— WORK INSTRUCTIONS —
Every entry that appears below is to be output exactly.

◇ ◇ ◇ ◇ ◇ ◇ ◇

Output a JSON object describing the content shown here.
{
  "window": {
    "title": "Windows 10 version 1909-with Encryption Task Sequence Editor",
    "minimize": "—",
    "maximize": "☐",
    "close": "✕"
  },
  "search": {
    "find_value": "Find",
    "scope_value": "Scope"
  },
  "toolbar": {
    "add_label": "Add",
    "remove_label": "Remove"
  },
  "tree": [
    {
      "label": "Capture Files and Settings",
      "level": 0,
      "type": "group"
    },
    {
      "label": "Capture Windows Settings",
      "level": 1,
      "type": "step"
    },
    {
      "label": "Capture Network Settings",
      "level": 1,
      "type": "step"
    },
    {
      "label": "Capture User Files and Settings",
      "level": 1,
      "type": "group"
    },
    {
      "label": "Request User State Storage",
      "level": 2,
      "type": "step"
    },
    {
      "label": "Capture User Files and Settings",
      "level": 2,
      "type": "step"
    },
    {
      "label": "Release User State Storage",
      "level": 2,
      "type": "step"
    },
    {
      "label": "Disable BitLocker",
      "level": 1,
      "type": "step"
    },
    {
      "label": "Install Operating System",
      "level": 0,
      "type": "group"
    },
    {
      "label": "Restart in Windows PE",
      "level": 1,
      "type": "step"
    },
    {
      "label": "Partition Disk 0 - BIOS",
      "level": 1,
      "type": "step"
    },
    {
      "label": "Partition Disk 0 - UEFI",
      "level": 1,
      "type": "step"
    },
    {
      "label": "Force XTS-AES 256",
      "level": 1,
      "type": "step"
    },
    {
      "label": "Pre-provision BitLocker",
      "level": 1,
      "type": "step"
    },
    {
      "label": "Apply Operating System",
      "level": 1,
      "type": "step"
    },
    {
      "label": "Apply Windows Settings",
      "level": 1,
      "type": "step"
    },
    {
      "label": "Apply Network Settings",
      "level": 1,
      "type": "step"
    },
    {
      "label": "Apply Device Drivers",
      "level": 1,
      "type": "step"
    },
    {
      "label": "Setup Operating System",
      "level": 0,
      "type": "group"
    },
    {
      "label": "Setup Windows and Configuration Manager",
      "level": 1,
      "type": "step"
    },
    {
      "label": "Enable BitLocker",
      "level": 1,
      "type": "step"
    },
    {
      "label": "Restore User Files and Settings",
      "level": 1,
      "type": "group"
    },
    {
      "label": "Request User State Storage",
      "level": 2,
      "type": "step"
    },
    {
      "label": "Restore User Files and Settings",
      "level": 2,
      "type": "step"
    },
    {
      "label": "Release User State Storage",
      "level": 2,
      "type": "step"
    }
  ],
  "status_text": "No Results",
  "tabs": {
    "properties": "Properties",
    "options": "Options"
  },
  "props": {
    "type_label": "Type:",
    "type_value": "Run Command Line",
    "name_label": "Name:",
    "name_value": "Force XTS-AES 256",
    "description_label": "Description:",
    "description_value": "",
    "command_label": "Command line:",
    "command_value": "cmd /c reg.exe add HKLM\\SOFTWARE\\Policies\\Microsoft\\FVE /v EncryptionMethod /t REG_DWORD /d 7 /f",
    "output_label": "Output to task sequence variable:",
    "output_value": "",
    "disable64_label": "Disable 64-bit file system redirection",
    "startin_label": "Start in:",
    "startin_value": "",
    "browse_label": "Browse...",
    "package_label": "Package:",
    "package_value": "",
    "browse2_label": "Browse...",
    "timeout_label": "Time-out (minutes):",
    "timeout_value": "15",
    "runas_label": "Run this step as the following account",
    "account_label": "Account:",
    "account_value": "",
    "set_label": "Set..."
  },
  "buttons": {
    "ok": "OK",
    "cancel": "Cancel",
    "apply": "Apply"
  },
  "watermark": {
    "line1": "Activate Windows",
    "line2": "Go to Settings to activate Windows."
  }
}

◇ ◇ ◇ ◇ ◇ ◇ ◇

— REPLY TO THE EXERCISE —
Output a JSON object describing the content shown here.
{
  "window": {
    "title": "Windows 10 version 1909-with Encryption Task Sequence Editor",
    "minimize": "—",
    "maximize": "☐",
    "close": "✕"
  },
  "search": {
    "find_value": "Find",
    "scope_value": "Scope"
  },
  "toolbar": {
    "add_label": "Add",
    "remove_label": "Remove"
  },
  "tree": [
    {
      "label": "Capture Files and Settings",
      "level": 0,
      "type": "group"
    },
    {
      "label": "Capture Windows Settings",
      "level": 1,
      "type": "step"
    },
    {
      "label": "Capture Network Settings",
      "level": 1,
      "type": "step"
    },
    {
      "label": "Capture User Files and Settings",
      "level": 1,
      "type": "group"
    },
    {
      "label": "Request User State Storage",
      "level": 2,
      "type": "step"
    },
    {
      "label": "Capture User Files and Settings",
      "level": 2,
      "type": "step"
    },
    {
      "label": "Release User State Storage",
      "level": 2,
      "type": "step"
    },
    {
      "label": "Disable BitLocker",
      "level": 1,
      "type": "step"
    },
    {
      "label": "Install Operating System",
      "level": 0,
      "type": "group"
    },
    {
      "label": "Restart in Windows PE",
      "level": 1,
      "type": "step"
    },
    {
      "label": "Partition Disk 0 - BIOS",
      "level": 1,
      "type": "step"
    },
    {
      "label": "Partition Disk 0 - UEFI",
      "level": 1,
      "type": "step"
    },
    {
      "label": "Force XTS-AES 256",
      "level": 1,
      "type": "step"
    },
    {
      "label": "Pre-provision BitLocker",
      "level": 1,
      "type": "step"
    },
    {
      "label": "Apply Operating System",
      "level": 1,
      "type": "step"
    },
    {
      "label": "Apply Windows Settings",
      "level": 1,
      "type": "step"
    },
    {
      "label": "Apply Network Settings",
      "level": 1,
      "type": "step"
    },
    {
      "label": "Apply Device Drivers",
      "level": 1,
      "type": "step"
    },
    {
      "label": "Setup Operating System",
      "level": 0,
      "type": "group"
    },
    {
      "label": "Setup Windows and Configuration Manager",
      "level": 1,
      "type": "step"
    },
    {
      "label": "Enable BitLocker",
      "level": 1,
      "type": "step"
    },
    {
      "label": "Restore User Files and Settings",
      "level": 1,
      "type": "group"
    },
    {
      "label": "Request User State Storage",
      "level": 2,
      "type": "step"
    },
    {
      "label": "Restore User Files and Settings",
      "level": 2,
      "type": "step"
    },
    {
      "label": "Release User State Storage",
      "level": 2,
      "type": "step"
    }
  ],
  "status_text": "No Results",
  "tabs": {
    "properties": "Properties",
    "options": "Options"
  },
  "props": {
    "type_label": "Type:",
    "type_value": "Run Command Line",
    "name_label": "Name:",
    "name_value": "Force XTS-AES 256",
    "description_label": "Description:",
    "description_value": "",
    "command_label": "Command line:",
    "command_value": "cmd /c reg.exe add HKLM\\SOFTWARE\\Policies\\Microsoft\\FVE /v EncryptionMethod /t REG_DWORD /d 7 /f",
    "output_label": "Output to task sequence variable:",
    "output_value": "",
    "disable64_label": "Disable 64-bit file system redirection",
    "startin_label": "Start in:",
    "startin_value": "",
    "browse_label": "Browse...",
    "package_label": "Package:",
    "package_value": "",
    "browse2_label": "Browse...",
    "timeout_label": "Time-out (minutes):",
    "timeout_value": "15",
    "runas_label": "Run this step as the following account",
    "account_label": "Account:",
    "account_value": "",
    "set_label": "Set..."
  },
  "buttons": {
    "ok": "OK",
    "cancel": "Cancel",
    "apply": "Apply"
  },
  "watermark": {
    "line1": "Activate Windows",
    "line2": "Go to Settings to activate Windows."
  }
}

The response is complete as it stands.